**Data to process:**
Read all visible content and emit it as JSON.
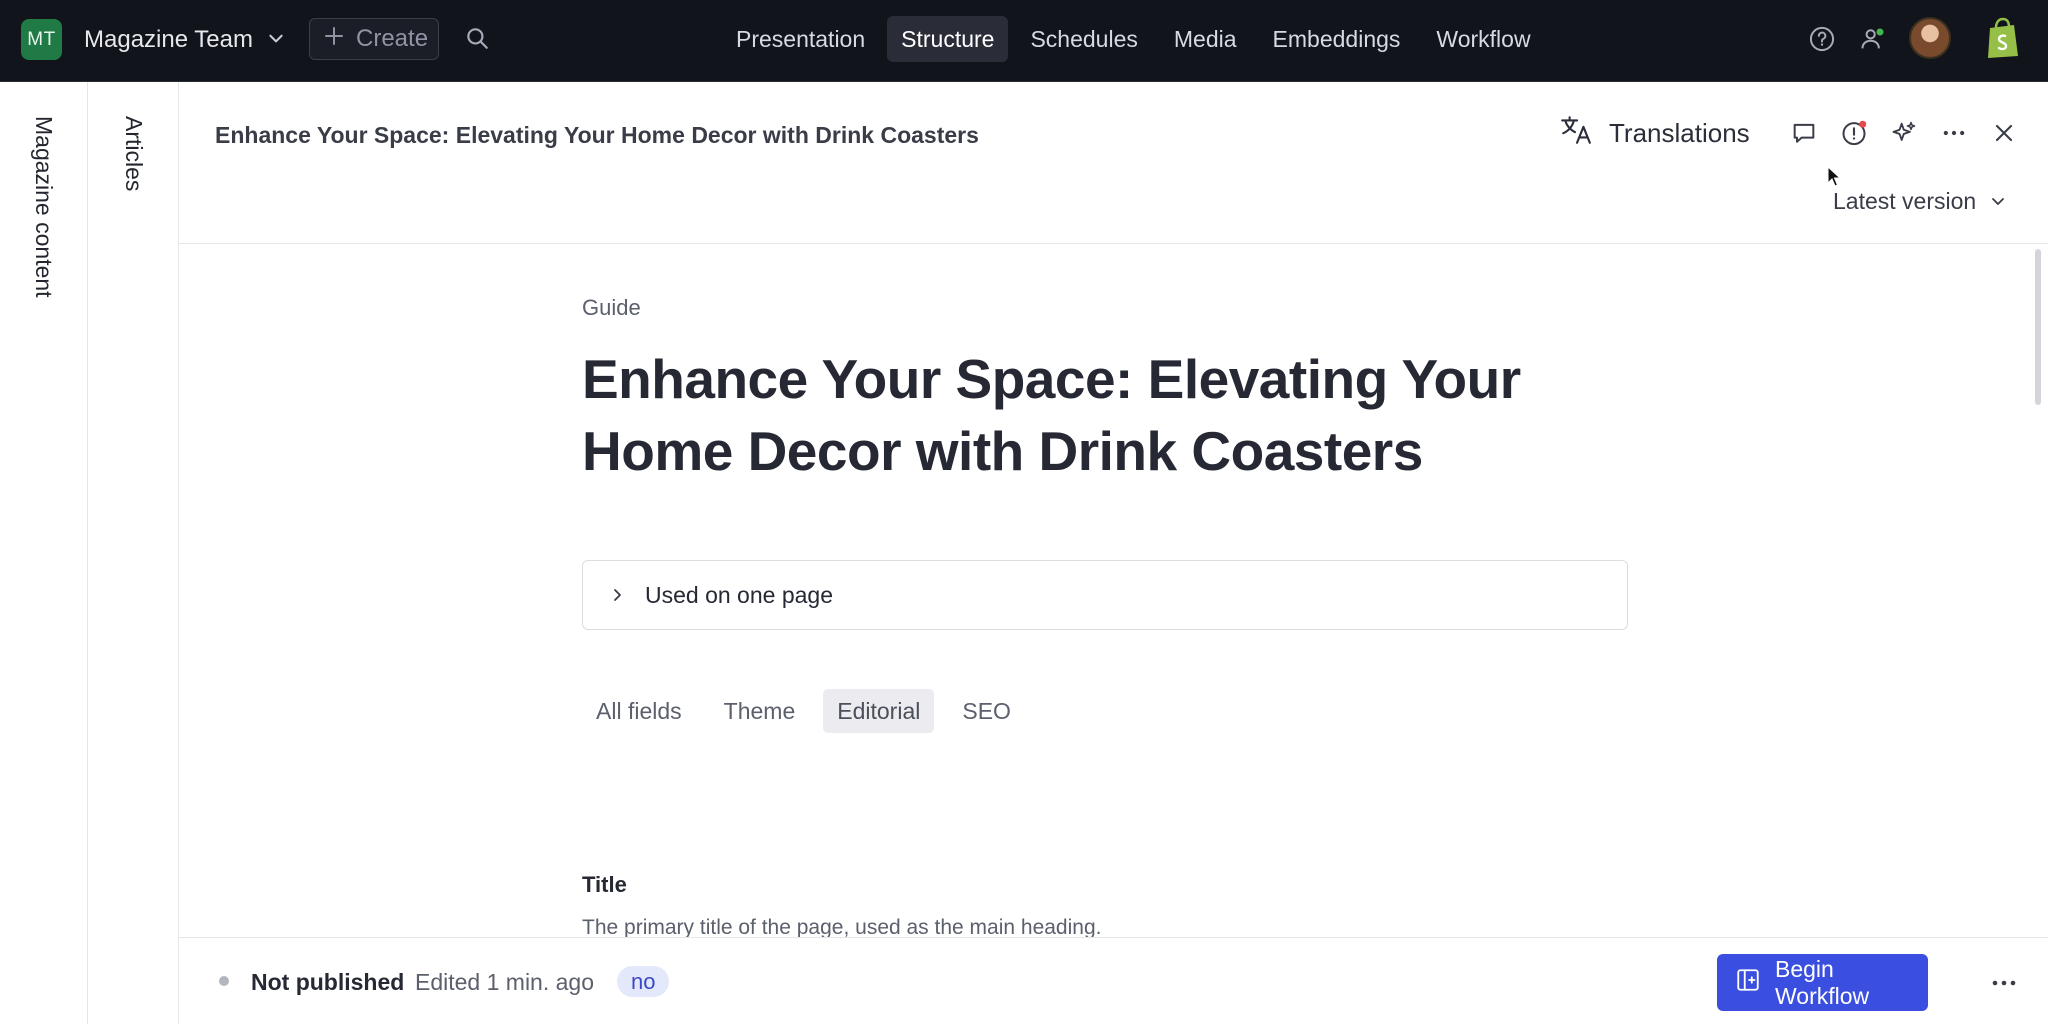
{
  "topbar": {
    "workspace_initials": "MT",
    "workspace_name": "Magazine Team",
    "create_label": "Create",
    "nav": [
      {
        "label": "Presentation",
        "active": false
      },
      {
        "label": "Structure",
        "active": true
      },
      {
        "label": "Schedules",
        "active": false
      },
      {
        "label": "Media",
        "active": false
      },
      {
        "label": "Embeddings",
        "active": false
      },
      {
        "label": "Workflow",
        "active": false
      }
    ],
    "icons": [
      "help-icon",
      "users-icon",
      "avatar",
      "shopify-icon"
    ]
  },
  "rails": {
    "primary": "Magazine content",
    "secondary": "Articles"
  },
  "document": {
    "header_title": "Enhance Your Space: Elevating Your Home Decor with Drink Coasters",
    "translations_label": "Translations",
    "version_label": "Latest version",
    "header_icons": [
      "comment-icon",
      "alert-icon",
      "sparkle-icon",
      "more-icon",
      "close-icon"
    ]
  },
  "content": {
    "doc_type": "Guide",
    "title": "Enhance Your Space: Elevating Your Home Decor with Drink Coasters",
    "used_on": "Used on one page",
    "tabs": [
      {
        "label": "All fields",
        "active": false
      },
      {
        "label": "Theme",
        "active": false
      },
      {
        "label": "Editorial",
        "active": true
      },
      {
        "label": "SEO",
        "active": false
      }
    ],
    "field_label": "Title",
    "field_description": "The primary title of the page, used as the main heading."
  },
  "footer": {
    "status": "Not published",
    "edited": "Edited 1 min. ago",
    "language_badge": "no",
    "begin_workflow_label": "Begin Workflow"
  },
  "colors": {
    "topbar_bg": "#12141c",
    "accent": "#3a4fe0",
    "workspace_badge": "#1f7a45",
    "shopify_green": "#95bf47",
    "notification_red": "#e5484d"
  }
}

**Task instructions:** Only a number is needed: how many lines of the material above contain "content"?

**Response to this task:** 3